So as I leave this position behind: Thank you — from the bottom of my heart — for all that you’ve helped us achieve through the years. You have made profound changes in the lives of members who work hard every single day to protect and care for our society’s most vulnerable people.
That doesn’t mean you’re off the hook, yet: We still have a long way to go before caregivers are earning what they deserve and before we’ve built the kind of community we all want, and I know that Sterling will be calling on you to keep fighting by 775’s side.

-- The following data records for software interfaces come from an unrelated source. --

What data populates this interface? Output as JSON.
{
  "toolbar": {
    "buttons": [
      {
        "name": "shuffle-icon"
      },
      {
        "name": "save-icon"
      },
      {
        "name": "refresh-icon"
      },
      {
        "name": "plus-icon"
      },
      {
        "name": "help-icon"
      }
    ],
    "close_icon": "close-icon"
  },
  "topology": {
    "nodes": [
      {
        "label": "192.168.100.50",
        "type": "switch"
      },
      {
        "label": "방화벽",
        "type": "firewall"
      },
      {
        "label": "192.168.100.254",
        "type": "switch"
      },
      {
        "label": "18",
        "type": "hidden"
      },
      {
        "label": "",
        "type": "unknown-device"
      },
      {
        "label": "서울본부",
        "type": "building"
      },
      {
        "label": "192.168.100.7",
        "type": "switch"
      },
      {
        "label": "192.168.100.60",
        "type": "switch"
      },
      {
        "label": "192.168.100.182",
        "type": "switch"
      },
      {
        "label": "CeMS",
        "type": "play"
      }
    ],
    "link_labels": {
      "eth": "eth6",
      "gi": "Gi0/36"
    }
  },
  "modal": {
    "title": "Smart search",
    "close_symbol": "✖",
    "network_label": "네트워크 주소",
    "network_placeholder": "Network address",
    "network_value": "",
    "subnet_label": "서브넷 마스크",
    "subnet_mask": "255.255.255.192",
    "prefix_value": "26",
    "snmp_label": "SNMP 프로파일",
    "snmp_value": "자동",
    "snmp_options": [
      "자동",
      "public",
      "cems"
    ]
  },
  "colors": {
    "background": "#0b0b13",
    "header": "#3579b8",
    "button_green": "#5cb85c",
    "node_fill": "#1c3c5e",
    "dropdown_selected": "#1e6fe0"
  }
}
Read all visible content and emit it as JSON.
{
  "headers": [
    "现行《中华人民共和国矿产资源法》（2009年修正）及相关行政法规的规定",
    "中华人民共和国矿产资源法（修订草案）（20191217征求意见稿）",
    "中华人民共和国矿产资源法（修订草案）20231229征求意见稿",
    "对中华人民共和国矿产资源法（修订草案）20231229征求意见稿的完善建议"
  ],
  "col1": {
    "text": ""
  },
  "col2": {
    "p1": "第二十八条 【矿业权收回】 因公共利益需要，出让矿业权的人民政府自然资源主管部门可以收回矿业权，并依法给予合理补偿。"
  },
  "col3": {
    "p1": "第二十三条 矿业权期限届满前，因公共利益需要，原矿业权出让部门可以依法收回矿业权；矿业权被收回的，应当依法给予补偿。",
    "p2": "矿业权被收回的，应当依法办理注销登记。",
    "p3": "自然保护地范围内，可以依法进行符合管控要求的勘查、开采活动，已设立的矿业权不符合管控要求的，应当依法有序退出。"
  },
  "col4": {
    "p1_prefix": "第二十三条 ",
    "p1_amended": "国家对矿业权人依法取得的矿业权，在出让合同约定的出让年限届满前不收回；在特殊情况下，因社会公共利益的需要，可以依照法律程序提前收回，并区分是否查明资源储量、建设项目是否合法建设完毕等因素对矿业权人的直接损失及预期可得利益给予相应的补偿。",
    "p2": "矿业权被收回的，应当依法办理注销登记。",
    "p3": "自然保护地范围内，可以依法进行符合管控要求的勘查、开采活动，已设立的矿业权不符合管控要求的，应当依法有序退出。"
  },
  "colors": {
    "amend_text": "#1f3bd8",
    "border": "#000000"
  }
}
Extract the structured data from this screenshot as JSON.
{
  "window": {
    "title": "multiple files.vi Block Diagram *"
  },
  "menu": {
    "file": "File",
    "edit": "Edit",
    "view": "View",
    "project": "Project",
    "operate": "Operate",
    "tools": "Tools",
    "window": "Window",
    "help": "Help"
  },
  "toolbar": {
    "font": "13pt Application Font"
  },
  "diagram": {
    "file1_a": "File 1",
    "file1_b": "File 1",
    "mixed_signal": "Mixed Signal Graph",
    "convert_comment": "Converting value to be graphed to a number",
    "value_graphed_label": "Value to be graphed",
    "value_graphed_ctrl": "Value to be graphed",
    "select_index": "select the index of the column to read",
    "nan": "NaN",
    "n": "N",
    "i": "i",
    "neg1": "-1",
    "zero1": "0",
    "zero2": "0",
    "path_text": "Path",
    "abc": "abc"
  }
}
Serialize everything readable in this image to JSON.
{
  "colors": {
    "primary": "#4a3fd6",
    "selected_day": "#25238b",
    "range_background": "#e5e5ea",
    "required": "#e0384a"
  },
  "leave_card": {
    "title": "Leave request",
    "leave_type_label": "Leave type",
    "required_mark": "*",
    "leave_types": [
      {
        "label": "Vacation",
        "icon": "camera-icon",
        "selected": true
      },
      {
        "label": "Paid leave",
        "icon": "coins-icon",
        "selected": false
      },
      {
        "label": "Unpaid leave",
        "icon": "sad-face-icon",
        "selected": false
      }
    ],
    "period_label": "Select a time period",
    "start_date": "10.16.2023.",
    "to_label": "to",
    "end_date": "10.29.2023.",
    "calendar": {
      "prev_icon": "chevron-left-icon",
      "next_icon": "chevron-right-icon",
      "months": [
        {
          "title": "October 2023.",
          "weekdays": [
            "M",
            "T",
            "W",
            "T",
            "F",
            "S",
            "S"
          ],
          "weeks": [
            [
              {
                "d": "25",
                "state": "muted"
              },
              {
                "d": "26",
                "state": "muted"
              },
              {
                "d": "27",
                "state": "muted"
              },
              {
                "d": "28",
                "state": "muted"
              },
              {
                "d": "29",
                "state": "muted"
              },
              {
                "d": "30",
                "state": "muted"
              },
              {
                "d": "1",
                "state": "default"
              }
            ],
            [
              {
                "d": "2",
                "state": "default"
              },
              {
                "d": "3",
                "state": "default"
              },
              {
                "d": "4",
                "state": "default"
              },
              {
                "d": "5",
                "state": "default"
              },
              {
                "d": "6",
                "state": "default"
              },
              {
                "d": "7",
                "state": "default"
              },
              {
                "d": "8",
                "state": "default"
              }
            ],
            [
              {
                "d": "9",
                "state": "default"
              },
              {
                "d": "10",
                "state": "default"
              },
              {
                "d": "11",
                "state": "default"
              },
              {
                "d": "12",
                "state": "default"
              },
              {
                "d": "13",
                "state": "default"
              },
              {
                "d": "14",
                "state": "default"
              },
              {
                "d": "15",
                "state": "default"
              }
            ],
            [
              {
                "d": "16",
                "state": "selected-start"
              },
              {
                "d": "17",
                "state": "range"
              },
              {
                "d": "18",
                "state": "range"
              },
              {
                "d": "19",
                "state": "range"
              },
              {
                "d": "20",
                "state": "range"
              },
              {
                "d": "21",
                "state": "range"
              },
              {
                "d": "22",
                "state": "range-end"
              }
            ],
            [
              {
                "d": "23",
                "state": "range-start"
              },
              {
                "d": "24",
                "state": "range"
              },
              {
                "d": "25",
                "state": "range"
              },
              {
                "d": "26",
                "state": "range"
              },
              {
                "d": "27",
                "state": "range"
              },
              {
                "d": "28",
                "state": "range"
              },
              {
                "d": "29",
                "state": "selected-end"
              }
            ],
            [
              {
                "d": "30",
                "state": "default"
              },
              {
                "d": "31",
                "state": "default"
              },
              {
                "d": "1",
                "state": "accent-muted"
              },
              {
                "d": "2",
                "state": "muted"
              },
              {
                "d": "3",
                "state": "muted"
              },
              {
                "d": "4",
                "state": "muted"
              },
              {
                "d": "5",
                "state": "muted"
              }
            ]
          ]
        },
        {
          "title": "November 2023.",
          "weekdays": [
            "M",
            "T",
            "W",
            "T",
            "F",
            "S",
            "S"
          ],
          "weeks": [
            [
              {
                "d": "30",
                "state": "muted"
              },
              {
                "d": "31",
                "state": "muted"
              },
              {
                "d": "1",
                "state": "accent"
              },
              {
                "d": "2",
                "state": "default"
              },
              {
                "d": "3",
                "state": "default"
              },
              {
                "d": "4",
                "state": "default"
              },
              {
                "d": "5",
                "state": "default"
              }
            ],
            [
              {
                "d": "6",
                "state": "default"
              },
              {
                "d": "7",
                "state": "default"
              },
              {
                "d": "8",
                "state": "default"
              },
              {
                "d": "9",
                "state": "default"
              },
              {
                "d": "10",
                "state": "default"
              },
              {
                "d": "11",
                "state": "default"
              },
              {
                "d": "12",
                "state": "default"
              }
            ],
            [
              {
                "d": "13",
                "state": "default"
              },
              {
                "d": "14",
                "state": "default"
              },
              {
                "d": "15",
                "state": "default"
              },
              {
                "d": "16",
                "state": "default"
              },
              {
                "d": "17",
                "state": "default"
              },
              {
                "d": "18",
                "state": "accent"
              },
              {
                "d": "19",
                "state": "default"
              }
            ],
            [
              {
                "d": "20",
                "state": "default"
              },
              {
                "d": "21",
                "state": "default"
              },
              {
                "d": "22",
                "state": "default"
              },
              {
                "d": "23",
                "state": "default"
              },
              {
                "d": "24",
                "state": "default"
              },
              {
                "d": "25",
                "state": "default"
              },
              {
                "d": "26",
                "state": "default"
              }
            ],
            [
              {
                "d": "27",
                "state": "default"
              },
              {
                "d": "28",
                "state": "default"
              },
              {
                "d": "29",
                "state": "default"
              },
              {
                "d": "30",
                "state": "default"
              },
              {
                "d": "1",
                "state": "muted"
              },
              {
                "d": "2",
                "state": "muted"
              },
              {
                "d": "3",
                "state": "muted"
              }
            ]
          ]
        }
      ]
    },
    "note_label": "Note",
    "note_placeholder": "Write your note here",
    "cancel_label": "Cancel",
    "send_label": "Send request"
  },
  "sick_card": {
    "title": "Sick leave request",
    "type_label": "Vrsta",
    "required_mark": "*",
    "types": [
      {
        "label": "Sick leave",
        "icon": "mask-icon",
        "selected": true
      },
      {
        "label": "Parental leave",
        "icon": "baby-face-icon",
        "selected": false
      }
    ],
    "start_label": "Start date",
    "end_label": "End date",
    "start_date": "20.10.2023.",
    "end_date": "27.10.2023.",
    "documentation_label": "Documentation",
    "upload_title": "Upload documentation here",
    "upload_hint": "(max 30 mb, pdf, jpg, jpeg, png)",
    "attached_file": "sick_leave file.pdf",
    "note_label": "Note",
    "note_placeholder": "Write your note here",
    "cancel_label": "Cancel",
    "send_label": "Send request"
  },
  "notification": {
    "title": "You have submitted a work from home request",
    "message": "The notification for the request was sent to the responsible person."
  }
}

Though I’ll be leaving SEIU 775, I won’t be going far: I’ll continue to serve as President of Working Washington and the Fair Work Center, member of the Aspen Institute’s Future of Work Initiative National Advisory Council, and participant in the Harvard Law School “Clean Slate” project on the future of U.S. labor law. I’ll also continue to serve as chairman of the SEIU 775 Secure Retirement Trust, and chairman of technology startup Carina (which provides job-matching services for home care aides). I’ve got a few other things up my sleeve as well, and I’ll get you more details soon, including additional university-sponsored projects and a new collaboration with Seattle entrepreneur Nick Hanauer on rebuilding the American middle class.
Thank you again for all that you’ve done – and all that I know you’ll continue to do — to help make the world a better place. I look forward to working with you again.
Founding President, SEIU 775